The next two days the friends are all subdued while the town readies for the fiesta, which is to last seven days. All in the group have different activities. Jake and sometimes Bill watch the activities from the cafe or walk around the countryside in the afternoon. The last day before the fiesta, Brett and Jake go into the church. Although Robert follows and waits outside, everything is pleasant and casual.

In Chapter 15, Pamplona explodes with the fiesta. The first day of the fiesta, streets become crowded with people drinking and partying. Jake joins Robert and Bill at the cafe. As rockets explode to signal the beginning of the festival, masses of people converge on the square and cafe. All over, dancers and musicians celebrate.

First, comes a man playing a reed pipe with children following. Next come dancers, men dressed in workmen’s blue smocks with red handkerchiefs around their necks. They are carrying a banner welcoming foreigners.

In the parade are dignitaries, whom the group cannot see because of the intense crowd. They start into church for services but decide not to go in because Brett is not allowed without a hat. The crowd forms a circle around Brett and begins to dance.

When the song ends, people take Brett into a wine shop and seat her on a wine cask. People are drinking and will not allow Jake to pay. Jake leaves to get a leather wine bottle. When he returns, Brett and Bill are in the back room. Jake fills the wineskins and goes to find them.

They are sitting on barrels surrounded by dancers. Mike is having hors d’oeuvres. Jake hands a wineskin around, and everyone takes a drink. Robert passes out, and they take him to the back room. He reappears two hours later. They finally all leave to clean up for dinner.

Jake plans to stay up to see the bulls run, but he goes to his room around 4 a. m. Since his room is locked, he sleeps in one of Robert’s beds. Nothing awakens him until the exploding rockets signal the releasing of the bulls. In the thick crowd running in front of the bulls, one man falls and rolls into the gutter. When Robert comes in, he tells Jake that inside the ring, a bull had tossed six or eight people. Bill stops in; then they sleep until noon.

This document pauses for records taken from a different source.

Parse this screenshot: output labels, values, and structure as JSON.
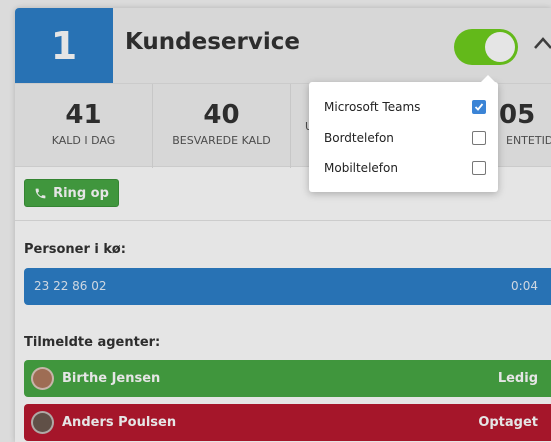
{
  "queue": {
    "number": "1",
    "title": "Kundeservice",
    "enabled": true
  },
  "stats": [
    {
      "value": "41",
      "label": "KALD I DAG"
    },
    {
      "value": "40",
      "label": "BESVAREDE KALD"
    },
    {
      "value": "",
      "label": "U"
    },
    {
      "value": "05",
      "label": "ENTETID"
    }
  ],
  "actions": {
    "call_label": "Ring op"
  },
  "queue_list": {
    "label": "Personer i kø:",
    "callers": [
      {
        "number": "23 22 86 02",
        "wait": "0:04"
      }
    ]
  },
  "agents": {
    "label": "Tilmeldte agenter:",
    "items": [
      {
        "name": "Birthe Jensen",
        "status": "Ledig",
        "color": "#48a844"
      },
      {
        "name": "Anders Poulsen",
        "status": "Optaget",
        "color": "#b8192f"
      }
    ]
  },
  "device_menu": {
    "options": [
      {
        "label": "Microsoft Teams",
        "checked": true
      },
      {
        "label": "Bordtelefon",
        "checked": false
      },
      {
        "label": "Mobiltelefon",
        "checked": false
      }
    ]
  },
  "colors": {
    "primary": "#2d7fc9",
    "toggle_on": "#6fce1e",
    "available": "#48a844",
    "busy": "#b8192f"
  },
  "icons": {
    "call": "phone-icon",
    "collapse": "chevron-up-icon",
    "checkbox": "check-icon"
  }
}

The next day the bullfight begins. Newcomers Brett, Mike, and Robert sit up high while veterans Bill and Jake sit ringside. When Bill cautions Robert about what to watch for, Robert says he may be bored. They warn Brett not to look at horses after the bull has gored them.

When Jake and Bill go to get wine and field glasses, Montoya introduces them to Pedro Romero, the newcomer and aficiónado, to bullfights. Romero is striking in his attire, manners, and good looks. They wish him luck and leave.

At the bullring, they are impressed with Romero’s skill. Montoya is too and catches Jake’s eye to nod his approval. One of the other two bullfighters is fair and the other passable, but Romero enchants the crowd.

After the bullfight, Jake and Bill leave and join the crowd inching its way to the fiesta. Dancers line the streets. As they are joined by Mike, Brett, and Robert, Mike comments on Romero’s bullfighting prowess while Brett on his attractiveness. They turn their attention to taunting Robert about his comment that he may be bored and his getting ill at the sight of the horses’ goring.

The next day, Romero steals the show. Brett, sitting between Jake and Mike, watches his body, movements, and form. Jake points out Romero’s style is of the old school, which lends more credence to him as a bullfighter. The next day,...

(The entire section is 1,786 words.)